The growing interest in wildlife gardening is driven by the escalating biodiversity crisis, in particular, the well-documented risk to bees and other pollinators.
As we all know, the loss of pollinators is a considerable risk to food security.
We need to reduce and change our use of pesticides but also provide trees, shrubs, flowers and water to encourage pollinators to thrive.
But it’s not only pollinators at risk.
Increased urbanisation, urban density and extreme weather are placing continuing pressure on urban nature.
Creating wildlife-friendly gardens in our backyards and apartment balconies is important to increase habitats for birds, reptiles, insects and small mammals.
A common question is what kind of plants should you grow in your backyard for biodiversity?
Native vs Indigenous vs Endemic Plants
If you’re looking to attract native wildlife and improve biodiversity in your garden, it’s recommended to grow plants that originated in your local area, essentially replicating the original ecosystems by providing food and shelter for wildlife.
It’s not an easy thing and to be honest, it is rarely achievable but it’s an admirable goal.
You can do this by planting trees, shrubs and ground covers that are native, indigenous or endemic to your specific neighbourhood.
What is the difference between native, indigenous and endemic plants?
There is some debate regarding definitions and native and indigenous are often used interchangeably, but in general:
- Native plants are ones that occur naturally in a particular region without human intervention. For example, a plant might be native to the United States or Australia.
- Indigenous plants are also ones that occur naturally but in a localised geographical area, so for example a plant species might be indigenous to the coastal area of Seattle. You might find these plants elsewhere but they originated in one specific area and are therefore indigenous to that original area.
- Endemic plants occur naturally in a limited area and nowhere else, like those you find in biodiversity hotspots.
Plant Selection for Wildlife Gardens
If you live in an area where you find endemic species, it’s important to conserve these species to maintain biodiversity, especially in a changing climate.
If you have unique species in your garden, you may be able to propagate them or collect the seeds for friends or neighbours or simply to grow more yourself.
However, you might want to check with your local council before doing this as some species are protected.
The next best option is to grow indigenous plant species.
Again, your local council is a great resource for finding out which plants are local to your neighbourhood and which are should be given priority for biodiversity conservation.
If you have a native garden nursery nearby, these are also valuable for not only finding information but to get the plants yourself.
Otherwise, online social media groups and marketplaces can be useful you’re looking for a specific plant.
If you can’t find plants originating from your specific geographical location or you just want more variety, then plants which are native to your broader region are best.

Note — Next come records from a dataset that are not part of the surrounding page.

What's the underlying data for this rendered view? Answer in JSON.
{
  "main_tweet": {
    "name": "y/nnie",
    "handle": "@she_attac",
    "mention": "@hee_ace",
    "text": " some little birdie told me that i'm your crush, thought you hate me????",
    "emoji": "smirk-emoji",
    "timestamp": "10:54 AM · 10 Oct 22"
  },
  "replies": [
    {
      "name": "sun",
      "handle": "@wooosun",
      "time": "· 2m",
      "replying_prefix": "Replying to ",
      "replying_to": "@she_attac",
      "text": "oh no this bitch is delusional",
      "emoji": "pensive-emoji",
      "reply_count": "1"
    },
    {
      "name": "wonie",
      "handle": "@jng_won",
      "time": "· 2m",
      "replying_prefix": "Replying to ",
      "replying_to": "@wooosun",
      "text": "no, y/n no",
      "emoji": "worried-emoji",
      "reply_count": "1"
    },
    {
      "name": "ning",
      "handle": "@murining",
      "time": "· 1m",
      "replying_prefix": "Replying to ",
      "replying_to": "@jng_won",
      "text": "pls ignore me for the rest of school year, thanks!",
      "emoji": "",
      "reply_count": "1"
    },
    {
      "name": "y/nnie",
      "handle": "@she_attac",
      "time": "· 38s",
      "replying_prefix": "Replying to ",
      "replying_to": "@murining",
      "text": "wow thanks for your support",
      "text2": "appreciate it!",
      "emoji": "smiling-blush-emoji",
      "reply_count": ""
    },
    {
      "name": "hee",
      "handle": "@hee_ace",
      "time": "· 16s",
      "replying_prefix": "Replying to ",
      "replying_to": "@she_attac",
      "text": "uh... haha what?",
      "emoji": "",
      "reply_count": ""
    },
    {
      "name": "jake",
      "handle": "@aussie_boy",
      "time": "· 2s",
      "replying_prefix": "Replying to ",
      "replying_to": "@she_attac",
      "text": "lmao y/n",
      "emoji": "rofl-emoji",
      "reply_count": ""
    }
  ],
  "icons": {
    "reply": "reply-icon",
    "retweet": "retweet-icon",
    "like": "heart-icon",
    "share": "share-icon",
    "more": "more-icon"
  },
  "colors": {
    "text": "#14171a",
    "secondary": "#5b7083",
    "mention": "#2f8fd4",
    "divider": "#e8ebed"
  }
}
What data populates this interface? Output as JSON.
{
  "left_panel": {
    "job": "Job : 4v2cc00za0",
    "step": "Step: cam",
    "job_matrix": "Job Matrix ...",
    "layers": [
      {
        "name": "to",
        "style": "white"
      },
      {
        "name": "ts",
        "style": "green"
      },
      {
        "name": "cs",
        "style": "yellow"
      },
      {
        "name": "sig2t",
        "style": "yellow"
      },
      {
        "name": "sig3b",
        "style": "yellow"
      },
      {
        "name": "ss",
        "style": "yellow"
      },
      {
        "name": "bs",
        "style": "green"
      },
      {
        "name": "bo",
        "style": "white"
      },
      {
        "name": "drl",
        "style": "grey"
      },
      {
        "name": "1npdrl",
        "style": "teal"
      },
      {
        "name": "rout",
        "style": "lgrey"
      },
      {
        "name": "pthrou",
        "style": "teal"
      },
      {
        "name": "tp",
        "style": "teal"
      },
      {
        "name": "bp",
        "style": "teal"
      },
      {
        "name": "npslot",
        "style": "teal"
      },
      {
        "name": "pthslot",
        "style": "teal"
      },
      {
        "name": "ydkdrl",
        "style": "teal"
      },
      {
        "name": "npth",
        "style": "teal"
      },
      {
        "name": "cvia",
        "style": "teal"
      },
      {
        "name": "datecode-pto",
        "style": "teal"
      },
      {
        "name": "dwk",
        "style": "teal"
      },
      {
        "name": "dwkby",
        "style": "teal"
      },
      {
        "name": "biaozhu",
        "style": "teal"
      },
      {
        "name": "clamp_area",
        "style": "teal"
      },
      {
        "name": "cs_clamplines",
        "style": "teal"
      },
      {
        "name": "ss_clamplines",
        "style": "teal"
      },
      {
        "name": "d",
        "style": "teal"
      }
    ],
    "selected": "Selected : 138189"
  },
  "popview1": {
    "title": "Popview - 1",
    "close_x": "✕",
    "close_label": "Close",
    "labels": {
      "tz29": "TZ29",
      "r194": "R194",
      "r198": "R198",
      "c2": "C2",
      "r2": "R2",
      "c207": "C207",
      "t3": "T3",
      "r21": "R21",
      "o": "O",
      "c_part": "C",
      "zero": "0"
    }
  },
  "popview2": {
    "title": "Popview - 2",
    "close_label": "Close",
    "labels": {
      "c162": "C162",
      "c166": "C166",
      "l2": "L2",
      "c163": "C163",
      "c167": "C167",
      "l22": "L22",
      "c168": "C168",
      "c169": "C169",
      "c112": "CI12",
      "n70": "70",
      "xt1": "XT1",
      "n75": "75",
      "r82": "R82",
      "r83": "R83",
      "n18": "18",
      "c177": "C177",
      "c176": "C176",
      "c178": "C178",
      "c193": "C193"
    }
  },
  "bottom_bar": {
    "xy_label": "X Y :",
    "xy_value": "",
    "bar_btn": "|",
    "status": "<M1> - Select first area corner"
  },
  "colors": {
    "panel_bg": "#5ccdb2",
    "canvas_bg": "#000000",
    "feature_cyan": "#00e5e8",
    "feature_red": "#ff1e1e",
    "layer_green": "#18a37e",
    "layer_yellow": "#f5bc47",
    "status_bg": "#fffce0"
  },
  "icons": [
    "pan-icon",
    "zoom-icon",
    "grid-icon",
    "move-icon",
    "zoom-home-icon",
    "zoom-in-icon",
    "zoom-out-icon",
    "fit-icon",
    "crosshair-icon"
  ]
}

Just be aware that some natives can be considered invasive species when grown in different locations or climates. Check carefully before you buy.
Your final option is exotic plants which shouldn’t be ruled out as part of a successful garden and these plants can often support native wildlife as well as providing food and aesthetic greening.
I’m an advocate of edible gardens and fruits and vegetables are often non-native.
Growing your own food can be therapeutic and it is shown to contribute to improved health, wellbeing and mood.
Vegetable gardening is also a great step to becoming more self-sufficient and frugal, especially if you can grow from seeds or cuttings.
So if you want fruit trees and a veggie patch then go for it.
What about ornamental exotics?
In my opinion, there is no reason not to grow non-native ornamentals, so long as they aren’t invasive species.
But I do think everyone should plant at least some native species.
If you love ornamentals and can’t go without them in your garden, I suggest setting aside a section of your garden as a wildlife garden with indigenous or native plants and then another section with everything else.
Give priority to indigenous and native species and look to include as much diversity as possible.
Should You Replace Non-Natives?
It’s best to avoid cutting down established trees or large shrubs with the intention of replacing them with natives.
Many trees are very slow-growing and provide valuable shade and air filtering benefits.
Please don’t remove these unless they are invasive.
Invasive plants are weeds that you definitely don’t want in your garden.
Weeds typically spread quickly and can overtake native species if not kept under control.
Note that native plants can also be considered weeds.
For example, a plant that grows in harmony with others might reproduce rapidly and crowd out indigenous plants elsewhere.
Plants in a Changing Climate
Unfortunately, as our climate changes, some indigenous and native plant species can no longer survive or thrive in their original locations.
There is debate regarding whether or not to plant native species in these cases.
Some scientists believe we should continue to plant natives no matter what.
Others are more pragmatic, accepting it’s best to plant species that will do best under these changed conditions.
The choice is yours on how you tackle this issue.
Maybe grow a combination of natives but accept that it might be prudent to plant non-natives which are well adapted to projected changes.
As our climate changes, we may have to accept that many of these endemic and indigenous species will be lost from their original locations and potentially face extinction.